Top of Provided data

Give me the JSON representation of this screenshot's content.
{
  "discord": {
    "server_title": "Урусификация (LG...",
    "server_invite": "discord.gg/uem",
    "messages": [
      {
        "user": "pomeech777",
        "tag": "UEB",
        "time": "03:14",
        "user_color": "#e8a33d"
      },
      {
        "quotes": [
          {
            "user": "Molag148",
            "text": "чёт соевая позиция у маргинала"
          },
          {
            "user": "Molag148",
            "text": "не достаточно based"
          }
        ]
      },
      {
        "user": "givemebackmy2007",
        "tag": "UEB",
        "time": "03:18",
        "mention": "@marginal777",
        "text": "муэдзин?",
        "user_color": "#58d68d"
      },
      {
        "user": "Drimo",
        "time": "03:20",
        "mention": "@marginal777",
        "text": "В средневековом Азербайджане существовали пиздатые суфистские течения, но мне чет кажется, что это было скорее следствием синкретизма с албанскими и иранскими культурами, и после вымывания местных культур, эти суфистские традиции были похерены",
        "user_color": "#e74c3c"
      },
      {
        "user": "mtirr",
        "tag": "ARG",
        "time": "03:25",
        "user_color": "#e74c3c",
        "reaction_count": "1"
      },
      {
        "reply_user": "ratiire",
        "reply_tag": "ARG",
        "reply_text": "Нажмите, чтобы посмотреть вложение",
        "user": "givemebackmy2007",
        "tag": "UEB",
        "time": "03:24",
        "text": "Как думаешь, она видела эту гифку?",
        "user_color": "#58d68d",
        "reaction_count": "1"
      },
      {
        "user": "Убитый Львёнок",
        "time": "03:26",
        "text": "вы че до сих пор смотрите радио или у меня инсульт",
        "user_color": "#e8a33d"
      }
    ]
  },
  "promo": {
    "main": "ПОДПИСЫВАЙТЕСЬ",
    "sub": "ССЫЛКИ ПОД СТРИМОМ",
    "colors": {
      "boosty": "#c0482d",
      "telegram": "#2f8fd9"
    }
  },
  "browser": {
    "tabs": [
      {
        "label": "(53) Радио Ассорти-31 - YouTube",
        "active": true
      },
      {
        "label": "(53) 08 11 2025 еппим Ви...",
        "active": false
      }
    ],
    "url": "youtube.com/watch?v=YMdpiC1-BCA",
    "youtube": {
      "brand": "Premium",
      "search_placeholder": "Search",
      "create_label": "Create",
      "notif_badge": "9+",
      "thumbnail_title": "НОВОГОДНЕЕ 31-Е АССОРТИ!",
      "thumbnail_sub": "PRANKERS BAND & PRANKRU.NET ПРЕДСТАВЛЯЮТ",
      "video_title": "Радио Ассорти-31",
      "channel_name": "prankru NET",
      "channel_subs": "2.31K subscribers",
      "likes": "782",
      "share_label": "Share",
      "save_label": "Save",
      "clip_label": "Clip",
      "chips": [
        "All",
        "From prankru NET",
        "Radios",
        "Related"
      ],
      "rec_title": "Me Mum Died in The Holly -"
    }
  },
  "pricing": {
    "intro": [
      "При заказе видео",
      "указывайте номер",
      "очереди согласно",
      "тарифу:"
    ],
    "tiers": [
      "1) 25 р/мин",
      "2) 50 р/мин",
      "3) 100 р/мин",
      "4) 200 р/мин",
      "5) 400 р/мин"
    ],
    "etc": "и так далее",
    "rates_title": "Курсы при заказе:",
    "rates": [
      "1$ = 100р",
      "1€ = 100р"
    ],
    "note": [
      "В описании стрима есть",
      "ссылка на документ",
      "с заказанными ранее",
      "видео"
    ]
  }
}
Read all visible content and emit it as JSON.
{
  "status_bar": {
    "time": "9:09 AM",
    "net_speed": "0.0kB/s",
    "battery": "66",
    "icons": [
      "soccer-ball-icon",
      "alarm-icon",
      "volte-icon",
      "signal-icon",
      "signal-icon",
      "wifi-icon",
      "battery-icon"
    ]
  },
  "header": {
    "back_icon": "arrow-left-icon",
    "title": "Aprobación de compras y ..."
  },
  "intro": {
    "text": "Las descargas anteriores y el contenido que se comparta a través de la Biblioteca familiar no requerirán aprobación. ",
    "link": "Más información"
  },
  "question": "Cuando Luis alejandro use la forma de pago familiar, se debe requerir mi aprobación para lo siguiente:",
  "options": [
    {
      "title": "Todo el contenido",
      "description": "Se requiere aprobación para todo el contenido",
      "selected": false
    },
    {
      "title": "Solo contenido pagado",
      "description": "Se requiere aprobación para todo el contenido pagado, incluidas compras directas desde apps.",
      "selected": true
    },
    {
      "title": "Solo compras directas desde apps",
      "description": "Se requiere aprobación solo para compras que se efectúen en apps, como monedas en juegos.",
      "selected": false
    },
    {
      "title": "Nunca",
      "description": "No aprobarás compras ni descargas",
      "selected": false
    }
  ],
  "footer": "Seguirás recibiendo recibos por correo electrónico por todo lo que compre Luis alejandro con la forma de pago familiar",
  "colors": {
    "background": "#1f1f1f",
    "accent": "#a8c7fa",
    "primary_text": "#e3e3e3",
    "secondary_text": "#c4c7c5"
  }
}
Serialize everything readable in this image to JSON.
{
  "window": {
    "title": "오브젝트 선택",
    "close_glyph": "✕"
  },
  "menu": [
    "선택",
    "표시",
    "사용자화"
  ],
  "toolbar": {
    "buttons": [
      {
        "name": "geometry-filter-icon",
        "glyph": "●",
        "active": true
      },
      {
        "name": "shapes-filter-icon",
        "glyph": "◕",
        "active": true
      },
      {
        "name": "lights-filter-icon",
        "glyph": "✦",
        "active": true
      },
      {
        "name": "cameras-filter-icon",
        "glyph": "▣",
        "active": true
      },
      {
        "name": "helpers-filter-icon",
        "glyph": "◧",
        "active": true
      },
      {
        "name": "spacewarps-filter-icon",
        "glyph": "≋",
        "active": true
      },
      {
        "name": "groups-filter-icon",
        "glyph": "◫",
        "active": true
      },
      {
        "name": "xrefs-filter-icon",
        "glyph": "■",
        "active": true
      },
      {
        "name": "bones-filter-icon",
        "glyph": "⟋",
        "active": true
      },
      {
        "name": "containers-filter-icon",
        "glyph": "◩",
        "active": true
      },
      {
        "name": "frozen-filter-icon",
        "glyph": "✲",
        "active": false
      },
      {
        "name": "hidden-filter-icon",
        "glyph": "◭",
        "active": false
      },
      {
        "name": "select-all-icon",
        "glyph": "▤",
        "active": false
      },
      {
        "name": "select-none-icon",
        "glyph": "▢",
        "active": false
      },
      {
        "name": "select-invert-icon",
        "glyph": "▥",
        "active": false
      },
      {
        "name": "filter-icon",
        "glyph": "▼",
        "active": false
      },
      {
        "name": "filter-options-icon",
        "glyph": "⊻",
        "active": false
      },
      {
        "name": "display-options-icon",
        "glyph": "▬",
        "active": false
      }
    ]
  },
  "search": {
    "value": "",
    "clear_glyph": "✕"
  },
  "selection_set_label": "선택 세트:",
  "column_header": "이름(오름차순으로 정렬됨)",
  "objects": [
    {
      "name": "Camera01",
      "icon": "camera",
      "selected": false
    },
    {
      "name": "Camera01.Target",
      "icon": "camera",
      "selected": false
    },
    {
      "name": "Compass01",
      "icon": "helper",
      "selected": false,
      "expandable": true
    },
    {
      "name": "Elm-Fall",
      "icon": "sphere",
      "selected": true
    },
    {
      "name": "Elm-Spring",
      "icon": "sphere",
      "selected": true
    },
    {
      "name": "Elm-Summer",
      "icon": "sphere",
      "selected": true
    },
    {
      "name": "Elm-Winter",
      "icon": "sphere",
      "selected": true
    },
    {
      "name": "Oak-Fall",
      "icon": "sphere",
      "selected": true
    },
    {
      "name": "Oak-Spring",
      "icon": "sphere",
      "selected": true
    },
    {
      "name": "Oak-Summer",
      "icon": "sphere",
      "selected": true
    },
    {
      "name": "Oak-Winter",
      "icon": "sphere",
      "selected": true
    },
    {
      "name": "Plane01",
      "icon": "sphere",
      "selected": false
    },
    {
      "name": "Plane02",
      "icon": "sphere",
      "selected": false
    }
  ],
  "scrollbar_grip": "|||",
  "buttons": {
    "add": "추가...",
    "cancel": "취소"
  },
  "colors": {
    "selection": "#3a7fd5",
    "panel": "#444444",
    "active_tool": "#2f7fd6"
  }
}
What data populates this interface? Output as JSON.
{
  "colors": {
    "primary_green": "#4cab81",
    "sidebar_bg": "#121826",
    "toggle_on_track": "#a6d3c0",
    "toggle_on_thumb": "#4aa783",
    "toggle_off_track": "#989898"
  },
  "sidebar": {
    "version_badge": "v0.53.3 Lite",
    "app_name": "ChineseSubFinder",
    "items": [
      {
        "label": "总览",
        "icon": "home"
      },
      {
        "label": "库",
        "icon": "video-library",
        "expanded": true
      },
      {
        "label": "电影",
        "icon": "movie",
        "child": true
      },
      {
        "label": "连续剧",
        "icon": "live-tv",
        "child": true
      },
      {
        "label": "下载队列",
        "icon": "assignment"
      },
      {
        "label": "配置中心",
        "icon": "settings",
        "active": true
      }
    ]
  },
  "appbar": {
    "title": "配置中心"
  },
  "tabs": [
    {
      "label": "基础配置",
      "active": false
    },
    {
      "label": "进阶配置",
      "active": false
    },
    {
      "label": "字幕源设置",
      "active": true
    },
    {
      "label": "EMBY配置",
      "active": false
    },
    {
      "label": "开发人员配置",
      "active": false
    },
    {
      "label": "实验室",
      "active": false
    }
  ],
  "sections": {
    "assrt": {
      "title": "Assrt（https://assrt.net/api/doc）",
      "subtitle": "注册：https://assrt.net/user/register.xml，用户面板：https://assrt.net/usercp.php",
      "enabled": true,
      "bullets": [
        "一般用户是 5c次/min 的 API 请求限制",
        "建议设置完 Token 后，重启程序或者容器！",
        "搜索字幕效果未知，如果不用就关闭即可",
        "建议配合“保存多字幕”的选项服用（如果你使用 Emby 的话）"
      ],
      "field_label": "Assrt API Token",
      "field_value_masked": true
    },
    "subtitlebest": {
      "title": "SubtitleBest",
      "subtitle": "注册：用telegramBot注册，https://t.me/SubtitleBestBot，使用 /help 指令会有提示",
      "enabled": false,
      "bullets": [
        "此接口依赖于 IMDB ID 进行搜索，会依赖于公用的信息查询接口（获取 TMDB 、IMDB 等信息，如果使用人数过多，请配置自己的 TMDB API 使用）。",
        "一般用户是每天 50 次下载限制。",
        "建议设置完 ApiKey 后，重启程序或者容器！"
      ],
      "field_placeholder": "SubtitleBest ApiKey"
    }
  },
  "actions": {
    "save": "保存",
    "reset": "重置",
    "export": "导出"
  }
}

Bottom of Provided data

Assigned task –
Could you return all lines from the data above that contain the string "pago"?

Answer below –
  "question": "Cuando Luis alejandro use la forma de pago familiar, se debe requerir mi aprobación para lo siguiente:",
  "footer": "Seguirás recibiendo recibos por correo electrónico por todo lo que compre Luis alejandro con la forma de pago familiar",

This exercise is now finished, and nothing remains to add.